The next layer is the repository interfaces. In previous blogs I had explained the benefits of using a Repository Layer to separate the dependency on the acutal database infrastructure used. The onion architecture takes this one step further and dictates that only the repository interfaces should be closest to the Domain Models. The repository layer should expose contracts using the Domain models such as:
- Save Student
- Get Teacher
- Get All Subjects
It should only return Domain Models without actually exposing the implementation of how this is done. The actual implementation of the repository layer is external to the Onion architecture and can be done usingh several techniques such as ORMs (Entity Framework, NHibernate), NoSql databses (MongoDb), Document databases (Raven Db). Using this architecture the rest of the layers are not concerned where the domain related data is coming from as long as they know that the repository interfaces can provide it. We can then implement the repository interfaces in various ways and we can even switch amongst implementations at run time using dependency injection and inversion of control.
The next layer is the application interfaces. Whereas the Repository Interfaces are more domain oriented, the Application Interfaces are more application oriented, in the sense that they should provide services to satisfy the needs and requirements at an application level. Same as the Repository interfaces layer, this layer does not provide any concrete Application Service implementation. It constitues in a number of contracts which are meant to serve the application at a more presentation level. The actual implementations can vary and should also be external to the architecture. Same as the Repository Interfaces, the implementation of the Application Interfaces could be Web Services (WCF or Web API) or actual concrete classes. This does not concern the coupling of the solution as the only coupling within the solution is between contracts and interfaces towards the domain model.

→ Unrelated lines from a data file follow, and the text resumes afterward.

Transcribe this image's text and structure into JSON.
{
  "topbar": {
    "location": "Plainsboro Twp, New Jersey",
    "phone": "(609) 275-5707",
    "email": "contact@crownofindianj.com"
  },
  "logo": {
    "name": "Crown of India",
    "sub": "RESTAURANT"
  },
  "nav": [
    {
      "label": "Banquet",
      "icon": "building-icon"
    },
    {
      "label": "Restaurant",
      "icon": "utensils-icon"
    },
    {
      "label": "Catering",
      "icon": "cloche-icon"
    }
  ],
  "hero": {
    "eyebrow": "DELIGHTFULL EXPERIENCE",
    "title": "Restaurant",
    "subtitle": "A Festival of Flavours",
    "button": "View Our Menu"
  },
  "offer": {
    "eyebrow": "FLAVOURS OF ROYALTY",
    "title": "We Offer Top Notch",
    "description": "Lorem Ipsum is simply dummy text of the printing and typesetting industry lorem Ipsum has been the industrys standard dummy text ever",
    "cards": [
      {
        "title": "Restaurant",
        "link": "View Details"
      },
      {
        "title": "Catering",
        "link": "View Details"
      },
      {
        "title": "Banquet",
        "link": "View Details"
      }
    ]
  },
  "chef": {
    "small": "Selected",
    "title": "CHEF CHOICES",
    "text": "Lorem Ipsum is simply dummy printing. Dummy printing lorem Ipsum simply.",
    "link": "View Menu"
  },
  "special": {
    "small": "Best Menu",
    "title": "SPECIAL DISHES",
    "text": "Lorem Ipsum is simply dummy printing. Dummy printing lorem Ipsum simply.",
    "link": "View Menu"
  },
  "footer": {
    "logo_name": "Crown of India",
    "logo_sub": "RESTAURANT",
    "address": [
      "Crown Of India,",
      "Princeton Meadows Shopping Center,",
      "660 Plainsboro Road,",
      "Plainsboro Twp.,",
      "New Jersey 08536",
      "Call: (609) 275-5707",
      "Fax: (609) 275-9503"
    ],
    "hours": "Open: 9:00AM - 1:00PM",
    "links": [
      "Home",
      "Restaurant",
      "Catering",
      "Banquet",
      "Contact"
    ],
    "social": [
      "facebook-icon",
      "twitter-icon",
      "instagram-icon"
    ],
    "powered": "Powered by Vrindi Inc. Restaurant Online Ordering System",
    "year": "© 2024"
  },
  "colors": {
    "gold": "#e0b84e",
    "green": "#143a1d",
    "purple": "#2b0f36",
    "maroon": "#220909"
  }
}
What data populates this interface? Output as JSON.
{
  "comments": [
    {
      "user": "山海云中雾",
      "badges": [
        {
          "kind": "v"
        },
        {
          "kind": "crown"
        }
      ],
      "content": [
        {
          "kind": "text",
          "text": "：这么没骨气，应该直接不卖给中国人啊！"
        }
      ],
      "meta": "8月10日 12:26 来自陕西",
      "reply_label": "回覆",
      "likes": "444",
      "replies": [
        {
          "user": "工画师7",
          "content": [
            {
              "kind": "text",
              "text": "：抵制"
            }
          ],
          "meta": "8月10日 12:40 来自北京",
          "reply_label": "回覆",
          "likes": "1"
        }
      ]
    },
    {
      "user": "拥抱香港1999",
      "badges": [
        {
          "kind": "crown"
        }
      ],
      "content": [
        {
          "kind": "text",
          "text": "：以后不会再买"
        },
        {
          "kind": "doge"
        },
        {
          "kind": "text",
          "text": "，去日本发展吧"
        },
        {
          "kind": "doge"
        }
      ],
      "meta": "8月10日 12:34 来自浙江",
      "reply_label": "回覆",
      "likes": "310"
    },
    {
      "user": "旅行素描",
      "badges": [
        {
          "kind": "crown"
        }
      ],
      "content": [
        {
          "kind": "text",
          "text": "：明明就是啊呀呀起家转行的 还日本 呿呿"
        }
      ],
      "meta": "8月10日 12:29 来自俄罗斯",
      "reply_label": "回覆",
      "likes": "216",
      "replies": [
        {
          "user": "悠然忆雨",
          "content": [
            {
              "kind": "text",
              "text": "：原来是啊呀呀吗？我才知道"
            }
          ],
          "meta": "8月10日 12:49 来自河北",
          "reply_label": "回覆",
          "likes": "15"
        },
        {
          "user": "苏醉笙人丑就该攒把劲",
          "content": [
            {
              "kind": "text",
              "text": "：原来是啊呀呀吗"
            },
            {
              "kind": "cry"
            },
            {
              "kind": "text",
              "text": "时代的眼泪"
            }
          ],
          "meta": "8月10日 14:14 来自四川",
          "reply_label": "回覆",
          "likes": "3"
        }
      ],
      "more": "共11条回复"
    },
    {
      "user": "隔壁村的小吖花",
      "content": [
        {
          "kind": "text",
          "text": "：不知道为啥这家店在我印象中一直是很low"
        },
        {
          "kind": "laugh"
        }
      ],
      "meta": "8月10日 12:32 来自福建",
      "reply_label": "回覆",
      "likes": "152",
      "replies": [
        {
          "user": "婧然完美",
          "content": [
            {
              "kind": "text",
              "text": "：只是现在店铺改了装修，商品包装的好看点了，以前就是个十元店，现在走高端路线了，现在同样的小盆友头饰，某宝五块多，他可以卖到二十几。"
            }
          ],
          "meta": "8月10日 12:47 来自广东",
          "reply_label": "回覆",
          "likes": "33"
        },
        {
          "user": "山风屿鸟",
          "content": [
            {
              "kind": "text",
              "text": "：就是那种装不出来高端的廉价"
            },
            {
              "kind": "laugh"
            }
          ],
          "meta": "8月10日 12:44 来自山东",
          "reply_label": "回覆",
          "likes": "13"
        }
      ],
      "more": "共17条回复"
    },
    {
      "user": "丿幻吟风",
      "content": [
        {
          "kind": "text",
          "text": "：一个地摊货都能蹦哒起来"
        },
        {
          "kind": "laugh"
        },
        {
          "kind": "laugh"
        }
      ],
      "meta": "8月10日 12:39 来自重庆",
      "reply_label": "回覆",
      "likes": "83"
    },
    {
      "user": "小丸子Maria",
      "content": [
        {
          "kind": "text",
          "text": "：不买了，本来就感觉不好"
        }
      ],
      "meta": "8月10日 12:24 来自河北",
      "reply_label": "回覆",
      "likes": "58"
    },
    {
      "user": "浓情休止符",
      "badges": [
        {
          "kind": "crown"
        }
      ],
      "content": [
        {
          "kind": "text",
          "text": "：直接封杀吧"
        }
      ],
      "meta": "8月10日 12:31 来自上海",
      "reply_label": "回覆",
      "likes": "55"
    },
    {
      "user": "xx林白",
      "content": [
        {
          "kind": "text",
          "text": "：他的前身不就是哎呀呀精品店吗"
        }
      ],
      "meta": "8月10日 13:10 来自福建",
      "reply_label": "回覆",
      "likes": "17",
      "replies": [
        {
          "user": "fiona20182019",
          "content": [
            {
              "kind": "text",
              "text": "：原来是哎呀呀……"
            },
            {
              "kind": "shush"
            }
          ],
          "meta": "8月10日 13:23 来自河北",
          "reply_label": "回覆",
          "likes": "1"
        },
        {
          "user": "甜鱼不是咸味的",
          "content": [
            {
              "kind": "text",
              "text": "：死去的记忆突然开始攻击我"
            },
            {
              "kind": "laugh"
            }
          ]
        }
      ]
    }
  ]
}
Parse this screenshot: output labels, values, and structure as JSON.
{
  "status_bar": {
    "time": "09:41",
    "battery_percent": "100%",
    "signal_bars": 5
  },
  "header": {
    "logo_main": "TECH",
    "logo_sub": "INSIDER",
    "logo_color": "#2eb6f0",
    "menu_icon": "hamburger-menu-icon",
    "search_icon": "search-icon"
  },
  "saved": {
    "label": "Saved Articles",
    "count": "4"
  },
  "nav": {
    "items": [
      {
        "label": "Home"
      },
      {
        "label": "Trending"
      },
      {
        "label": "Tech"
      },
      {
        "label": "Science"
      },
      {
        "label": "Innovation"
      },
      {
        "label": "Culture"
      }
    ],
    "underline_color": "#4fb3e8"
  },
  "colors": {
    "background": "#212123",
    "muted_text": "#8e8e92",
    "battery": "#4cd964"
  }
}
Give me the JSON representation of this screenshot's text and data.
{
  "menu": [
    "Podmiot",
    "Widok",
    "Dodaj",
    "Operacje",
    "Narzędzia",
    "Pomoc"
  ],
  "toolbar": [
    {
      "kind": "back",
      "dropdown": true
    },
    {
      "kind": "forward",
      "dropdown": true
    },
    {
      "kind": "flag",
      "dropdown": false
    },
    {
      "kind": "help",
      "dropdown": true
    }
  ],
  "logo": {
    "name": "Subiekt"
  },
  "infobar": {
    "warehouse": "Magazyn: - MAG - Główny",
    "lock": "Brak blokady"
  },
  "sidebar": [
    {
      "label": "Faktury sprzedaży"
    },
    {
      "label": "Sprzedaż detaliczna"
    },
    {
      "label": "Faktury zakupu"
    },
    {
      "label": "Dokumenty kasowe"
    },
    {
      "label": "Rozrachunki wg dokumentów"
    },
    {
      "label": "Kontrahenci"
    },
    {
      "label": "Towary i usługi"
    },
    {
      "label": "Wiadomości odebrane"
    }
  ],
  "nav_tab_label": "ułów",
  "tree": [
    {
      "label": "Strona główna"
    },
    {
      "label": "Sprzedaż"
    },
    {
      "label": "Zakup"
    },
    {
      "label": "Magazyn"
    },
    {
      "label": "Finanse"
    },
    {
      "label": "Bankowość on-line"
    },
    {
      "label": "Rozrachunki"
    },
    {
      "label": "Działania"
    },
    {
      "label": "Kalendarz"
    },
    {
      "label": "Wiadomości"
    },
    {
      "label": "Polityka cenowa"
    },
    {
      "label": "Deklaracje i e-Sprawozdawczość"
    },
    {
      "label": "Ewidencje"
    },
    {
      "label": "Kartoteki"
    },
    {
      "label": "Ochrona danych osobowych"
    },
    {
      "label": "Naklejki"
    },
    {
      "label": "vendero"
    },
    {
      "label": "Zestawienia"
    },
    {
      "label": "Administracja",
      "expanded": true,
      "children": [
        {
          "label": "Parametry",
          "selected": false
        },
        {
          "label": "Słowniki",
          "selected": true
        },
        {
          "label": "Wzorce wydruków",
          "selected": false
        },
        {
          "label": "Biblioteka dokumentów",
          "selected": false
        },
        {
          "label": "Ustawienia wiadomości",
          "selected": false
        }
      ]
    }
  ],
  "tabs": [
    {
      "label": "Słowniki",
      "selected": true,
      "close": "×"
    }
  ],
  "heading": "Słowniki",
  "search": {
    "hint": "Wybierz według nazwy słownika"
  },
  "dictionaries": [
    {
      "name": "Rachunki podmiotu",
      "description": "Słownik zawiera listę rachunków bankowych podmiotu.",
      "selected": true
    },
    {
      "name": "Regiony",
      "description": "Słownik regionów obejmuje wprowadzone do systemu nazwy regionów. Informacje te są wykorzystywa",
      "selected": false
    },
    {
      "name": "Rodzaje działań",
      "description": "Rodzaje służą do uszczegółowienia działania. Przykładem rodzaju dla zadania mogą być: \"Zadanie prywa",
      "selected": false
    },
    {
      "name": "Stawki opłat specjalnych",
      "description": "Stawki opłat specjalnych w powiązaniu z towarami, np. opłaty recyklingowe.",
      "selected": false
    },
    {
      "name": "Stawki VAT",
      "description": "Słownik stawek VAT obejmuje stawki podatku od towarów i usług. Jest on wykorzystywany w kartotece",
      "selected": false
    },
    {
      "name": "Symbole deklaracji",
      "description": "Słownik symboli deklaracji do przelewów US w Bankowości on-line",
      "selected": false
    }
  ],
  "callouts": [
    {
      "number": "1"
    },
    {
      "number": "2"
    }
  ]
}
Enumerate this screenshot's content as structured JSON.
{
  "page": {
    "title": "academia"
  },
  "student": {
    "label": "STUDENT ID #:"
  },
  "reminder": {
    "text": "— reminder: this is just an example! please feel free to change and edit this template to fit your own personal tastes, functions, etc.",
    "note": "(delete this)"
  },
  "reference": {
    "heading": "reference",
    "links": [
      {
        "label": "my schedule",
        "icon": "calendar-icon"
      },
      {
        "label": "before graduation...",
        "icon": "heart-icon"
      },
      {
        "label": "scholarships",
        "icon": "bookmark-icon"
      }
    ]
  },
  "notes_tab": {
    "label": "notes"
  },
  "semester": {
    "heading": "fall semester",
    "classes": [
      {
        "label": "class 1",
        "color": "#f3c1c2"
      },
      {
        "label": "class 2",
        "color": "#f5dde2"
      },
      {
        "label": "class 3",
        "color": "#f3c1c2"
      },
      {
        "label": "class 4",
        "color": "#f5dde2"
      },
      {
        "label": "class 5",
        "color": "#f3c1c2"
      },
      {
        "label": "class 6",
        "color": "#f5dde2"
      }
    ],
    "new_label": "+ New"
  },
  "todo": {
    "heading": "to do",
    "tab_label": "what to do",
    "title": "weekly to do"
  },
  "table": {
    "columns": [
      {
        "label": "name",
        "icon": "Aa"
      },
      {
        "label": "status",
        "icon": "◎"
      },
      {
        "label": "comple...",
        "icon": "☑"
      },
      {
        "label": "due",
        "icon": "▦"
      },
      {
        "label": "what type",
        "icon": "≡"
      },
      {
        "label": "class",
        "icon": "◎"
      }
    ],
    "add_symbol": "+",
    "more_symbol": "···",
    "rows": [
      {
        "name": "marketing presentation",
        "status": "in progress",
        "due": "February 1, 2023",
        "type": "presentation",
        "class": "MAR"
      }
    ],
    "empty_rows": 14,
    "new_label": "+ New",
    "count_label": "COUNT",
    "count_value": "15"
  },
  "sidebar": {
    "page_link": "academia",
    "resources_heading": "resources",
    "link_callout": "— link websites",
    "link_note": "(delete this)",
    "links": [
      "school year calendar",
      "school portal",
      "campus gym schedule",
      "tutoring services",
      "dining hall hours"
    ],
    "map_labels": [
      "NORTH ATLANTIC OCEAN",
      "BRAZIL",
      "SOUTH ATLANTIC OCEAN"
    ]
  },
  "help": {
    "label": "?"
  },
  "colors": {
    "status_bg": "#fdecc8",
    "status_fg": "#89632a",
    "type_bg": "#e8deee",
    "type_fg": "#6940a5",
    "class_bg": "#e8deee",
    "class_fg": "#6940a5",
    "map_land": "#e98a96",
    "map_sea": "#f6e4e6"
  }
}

Any solution needs extra modules which provide infrastructure helpers and tools. These modules should be attached externally to the Onion architecture and should not be dependant on anything else. I also find it very helpful to include a bootstrapper module which handles all the wiring and dependencies amongst the interfaces and their respective implementations. This bootstrapper module is usually called in the 'Application Start' event and depending on certain configurations, implements all the interfaces using the appropriate concrete implementations.
That's all, I hope that you get a better picture of what the Onion architecture is and how its should be used. I feel that I must stress out that this architecture is only suitable for large robust projects which will be mantained for a long time. If you're building a small website, you should stick to the traditional Multi-Layered architecture and not bother with the complexities of having such a sophisticated architecture. However, for the larger systems I hope that from this blog you can understand the flexibility and mantainability such an architecture can provide to your solutions.
Thanks for reading,